- The one group that easily had the votes to reject Klinsmann's request for full authority and has received little if any publicity is what I will call the "Insiders". They start with a base of four votes. (Adult Council-2 and Youth Council-2). To this, add the Athletes' representatives, currently 3 votes. The final members of the Insider's block come from the so-called Independent Directors, all elected by the National Council, currently 3 votes. It's quite easy to see where the votes could come from but the real question is why? The answer is simple! Jobs, money, and pride. Literally thousands of people within US Soccer derive all or a portion of their livelihood from using and disseminating the current US Soccer coaching philosophy. They are "certified soccer experts" They range from coaches directly employed by US Soccer to those running soccer camps while proudly displaying their A, B, and C, licenses. What happens if Klinsmann not only cleans house on the internal US Soccer coaching staff but also changes the current development program and with one stroke makes all of their expertise, outdated. Also, for the Athletes' representatives, it would be a slap in the face. Their skills and accomplishments were being downgraded by this "foreigner". Truly a bitter pill for all that just couldn't be allowed to happen. I won't even bother discussing the possibility of pure outright xenophobic motives
The Insiders, with the possible help of Mr. Flynn, definitely get my vote as the villains
Unfortunately, my conclusion that the rejection of Klinsmann was a US Soccer grass-roots effort paints a truly dismal picture for player development in the US, a continuation of the physical, helter-skelter play that has marked us as a perpetual second tier country (intermittent round of 16 appearances notwithstanding). The only possible ray of light is the enhancement and expansion of MLS youth development programs (like the Chicago Fire's program) and the appearance of European training facilities, like Arsenal's proposed east coast facility.
Maybe, just maybe, the rejection of Klinsmann will be looked back on 20 years from now as a watershed, the beginning of the end of US Soccer's stifling dominance over the sport in the US.
For an outstanding description of the internal structure of US Soccer as it applies to this situation, check out this link: http://www.yanksarecoming.com/how-the-us-soccer-federation-structure-enabled-the-bradley-gulati-klinsmann-soap-opera-part-ii
Shortpasses has knocked it out of the park with the initial Have Your Say post.
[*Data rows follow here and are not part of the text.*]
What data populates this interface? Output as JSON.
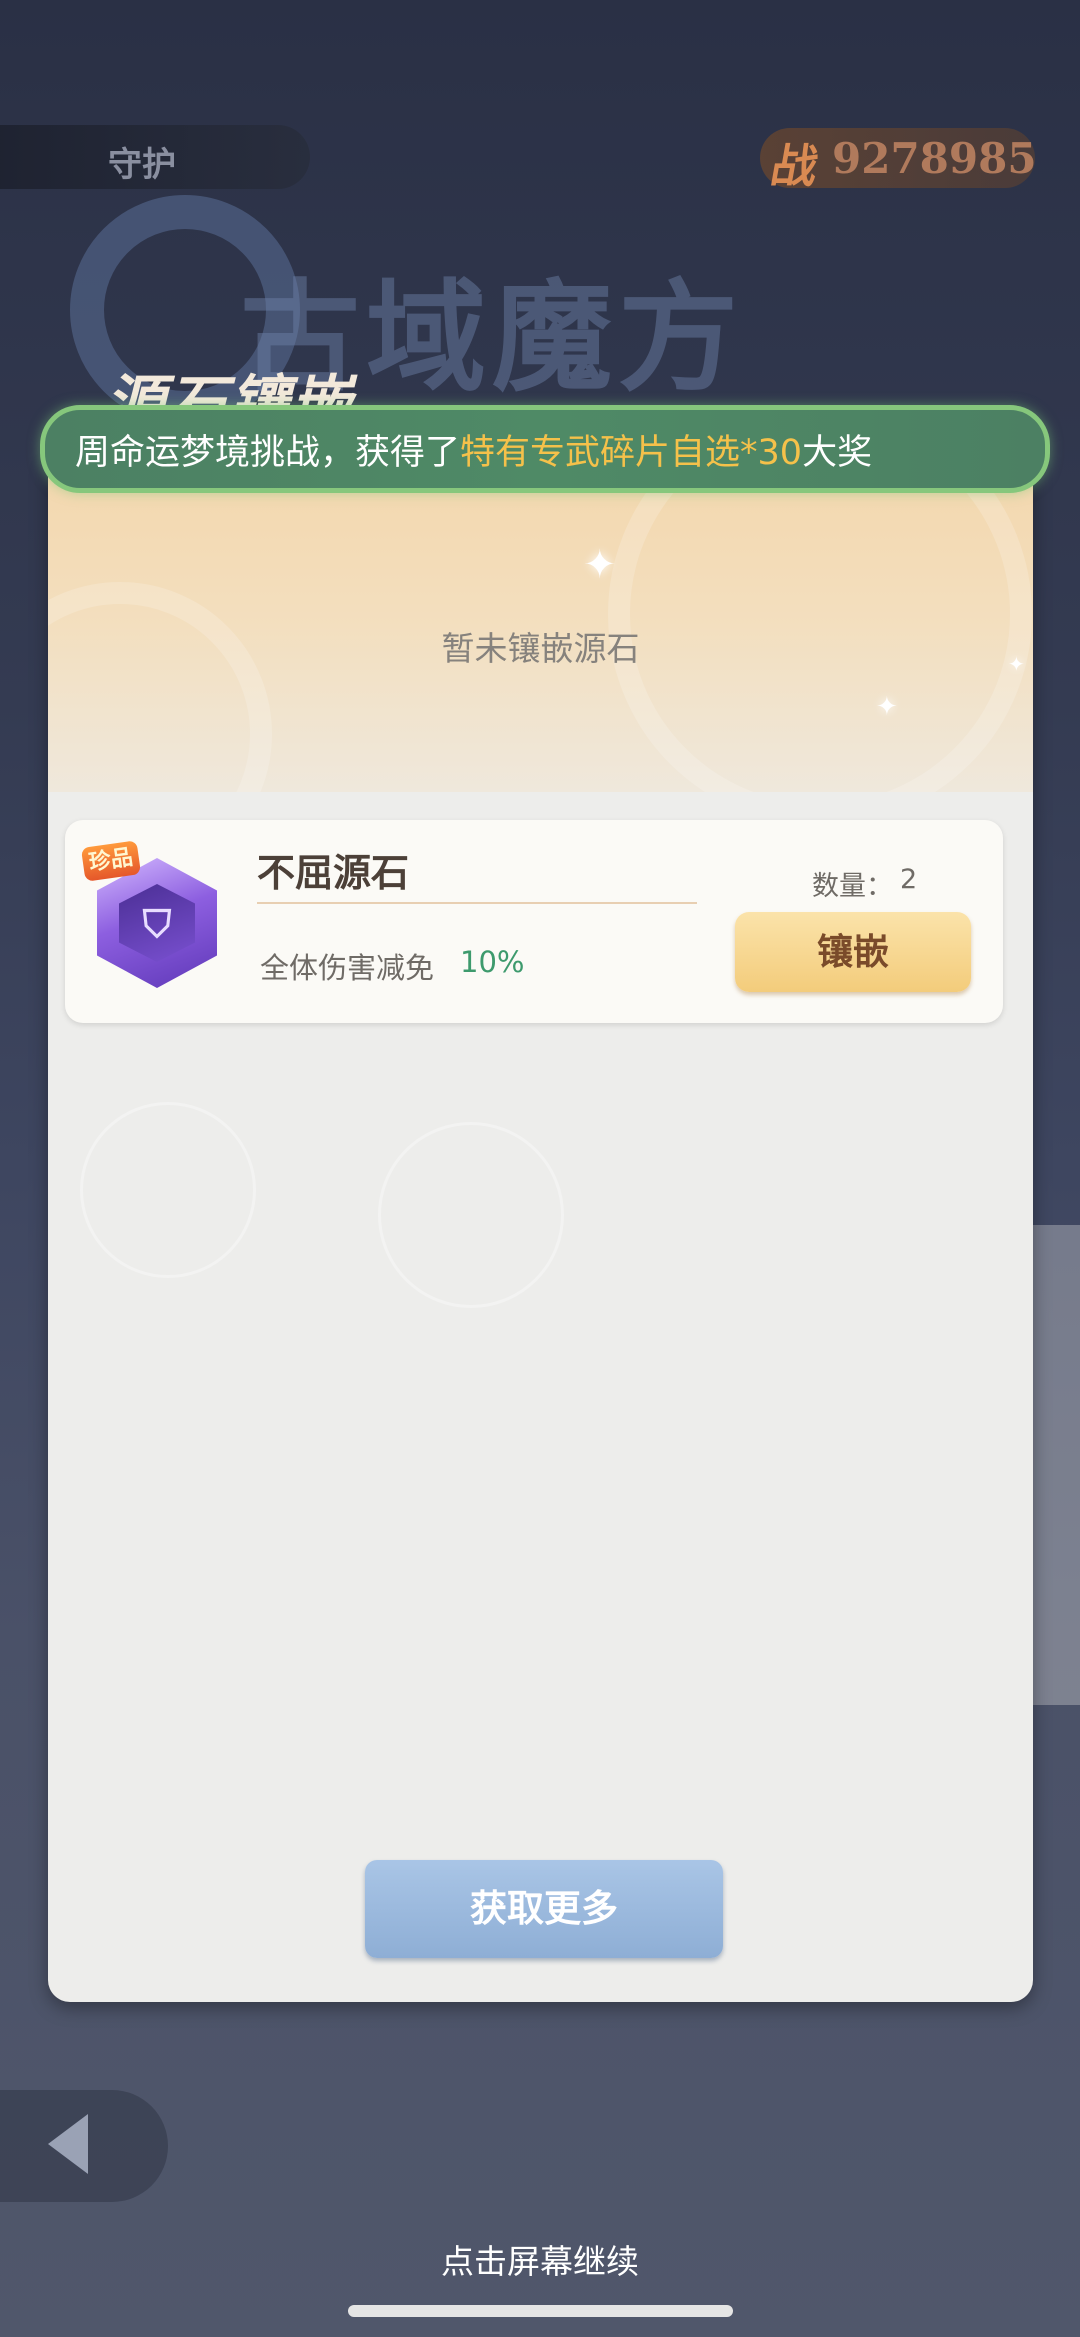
{
  "header": {
    "left_tab_label": "守护",
    "power_icon_label": "战",
    "power_value": "9278985"
  },
  "background": {
    "logo_text": "古域魔方",
    "section_title": "源石镶嵌"
  },
  "banner": {
    "text_prefix": "周命运梦境挑战，获得了",
    "text_highlight": "特有专武碎片自选*30",
    "text_suffix": "大奖"
  },
  "panel": {
    "empty_text": "暂未镶嵌源石",
    "item": {
      "rarity_badge": "珍品",
      "name": "不屈源石",
      "effect_label": "全体伤害减免",
      "effect_value": "10%",
      "quantity_label": "数量：",
      "quantity_value": "2",
      "inlay_button": "镶嵌"
    },
    "get_more_button": "获取更多"
  },
  "footer": {
    "continue_text": "点击屏幕继续"
  },
  "colors": {
    "banner_bg": "#4f8a66",
    "banner_highlight": "#f5c14a",
    "effect_value": "#3d9a6d",
    "inlay_button": "#f3cc7b",
    "get_more_button": "#8eaed5"
  }
}
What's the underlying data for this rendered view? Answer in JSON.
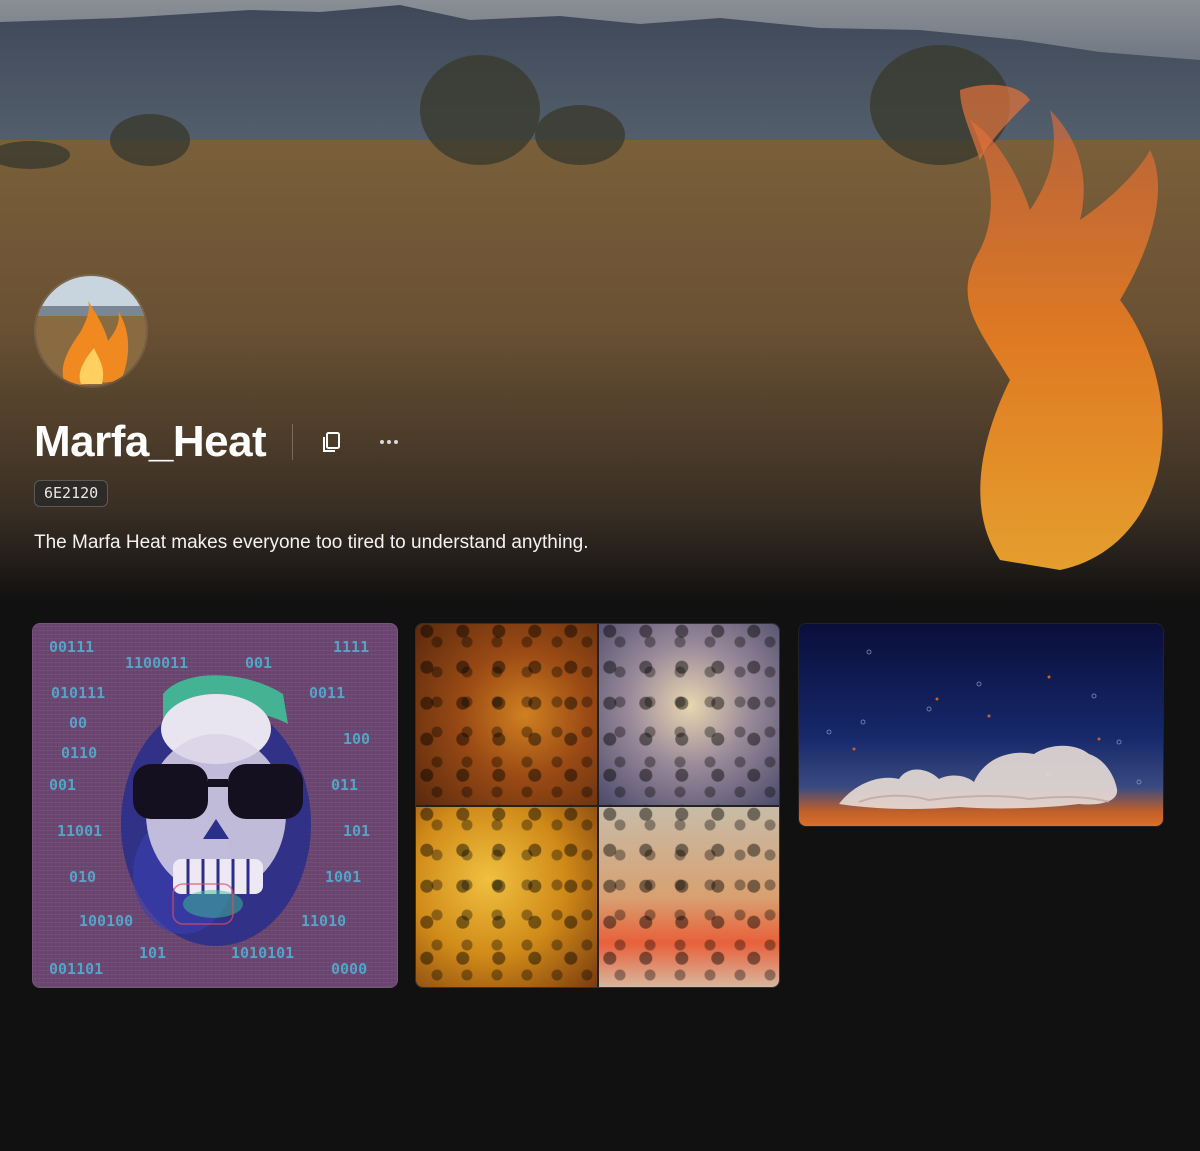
{
  "profile": {
    "name": "Marfa_Heat",
    "id_badge": "6E2120",
    "bio": "The Marfa Heat makes everyone too tired to understand anything."
  },
  "icons": {
    "copy": "copy-icon",
    "more": "more-icon"
  },
  "gallery": {
    "card1": {
      "binary_labels": [
        "00111",
        "1100011",
        "001",
        "1111",
        "010111",
        "0011",
        "00",
        "100",
        "0110",
        "001",
        "011",
        "11001",
        "101",
        "010",
        "1001",
        "100100",
        "11010",
        "101",
        "1010101",
        "001101",
        "0000"
      ]
    }
  },
  "colors": {
    "background": "#111111",
    "card1_bg": "#6b4670",
    "binary_text": "#4fb5d8"
  }
}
If you're interested in writing something for a future Have Your Say topic just let me know via email firstname.lastname@example.org or via twitter @fireconf.